TASK PROMPT:
Pull every line containing "controllers" from the data.

ENTRIES PROVIDED:
- - - - -
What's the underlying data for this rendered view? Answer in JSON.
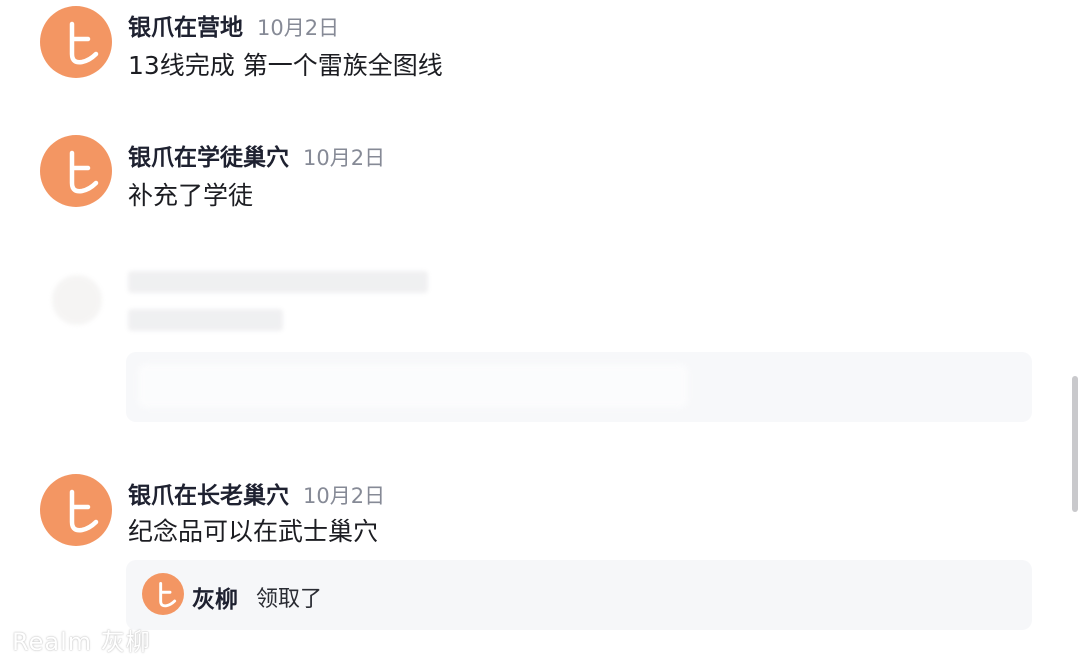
{
  "colors": {
    "avatar": "#f39663",
    "card": "#f6f7f9",
    "author": "#1e2130",
    "date": "#868a96"
  },
  "posts": [
    {
      "author": "银爪在营地",
      "date": "10月2日",
      "text": "13线完成 第一个雷族全图线",
      "avatar_icon": "yo-hiragana-icon"
    },
    {
      "author": "银爪在学徒巢穴",
      "date": "10月2日",
      "text": "补充了学徒",
      "avatar_icon": "yo-hiragana-icon"
    },
    {
      "author": "银爪在长老巢穴",
      "date": "10月2日",
      "text": "纪念品可以在武士巢穴",
      "avatar_icon": "yo-hiragana-icon"
    }
  ],
  "reply": {
    "author": "灰柳",
    "text": "领取了"
  },
  "watermark": "Realm 灰柳"
}
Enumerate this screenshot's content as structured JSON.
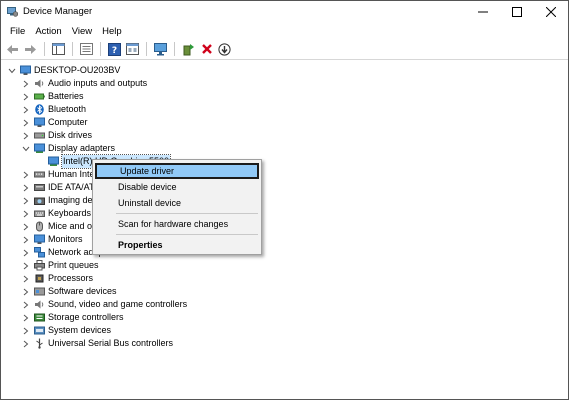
{
  "window": {
    "title": "Device Manager"
  },
  "menu": [
    "File",
    "Action",
    "View",
    "Help"
  ],
  "tree": {
    "root": "DESKTOP-OU203BV",
    "categories": [
      {
        "label": "Audio inputs and outputs",
        "icon": "speaker-icon"
      },
      {
        "label": "Batteries",
        "icon": "battery-icon"
      },
      {
        "label": "Bluetooth",
        "icon": "bluetooth-icon"
      },
      {
        "label": "Computer",
        "icon": "computer-icon"
      },
      {
        "label": "Disk drives",
        "icon": "disk-drive-icon"
      },
      {
        "label": "Display adapters",
        "icon": "display-adapter-icon",
        "expanded": true
      },
      {
        "label": "Intel(R) HD Graphics 5500",
        "icon": "display-adapter-icon",
        "child": true
      },
      {
        "label": "Human Interface Devices",
        "icon": "hid-icon"
      },
      {
        "label": "IDE ATA/ATAPI controllers",
        "icon": "ide-icon"
      },
      {
        "label": "Imaging devices",
        "icon": "camera-icon"
      },
      {
        "label": "Keyboards",
        "icon": "keyboard-icon"
      },
      {
        "label": "Mice and other pointing devices",
        "icon": "mouse-icon"
      },
      {
        "label": "Monitors",
        "icon": "monitor-icon"
      },
      {
        "label": "Network adapters",
        "icon": "network-icon"
      },
      {
        "label": "Print queues",
        "icon": "printer-icon"
      },
      {
        "label": "Processors",
        "icon": "processor-icon"
      },
      {
        "label": "Software devices",
        "icon": "software-device-icon"
      },
      {
        "label": "Sound, video and game controllers",
        "icon": "sound-icon"
      },
      {
        "label": "Storage controllers",
        "icon": "storage-icon"
      },
      {
        "label": "System devices",
        "icon": "system-device-icon"
      },
      {
        "label": "Universal Serial Bus controllers",
        "icon": "usb-icon"
      }
    ]
  },
  "context_menu": {
    "update_driver": "Update driver",
    "disable_device": "Disable device",
    "uninstall_device": "Uninstall device",
    "scan_changes": "Scan for hardware changes",
    "properties": "Properties"
  }
}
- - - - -
RESULT:
        "label": "IDE ATA/ATAPI controllers",
        "label": "Sound, video and game controllers",
        "label": "Storage controllers",
        "label": "Universal Serial Bus controllers",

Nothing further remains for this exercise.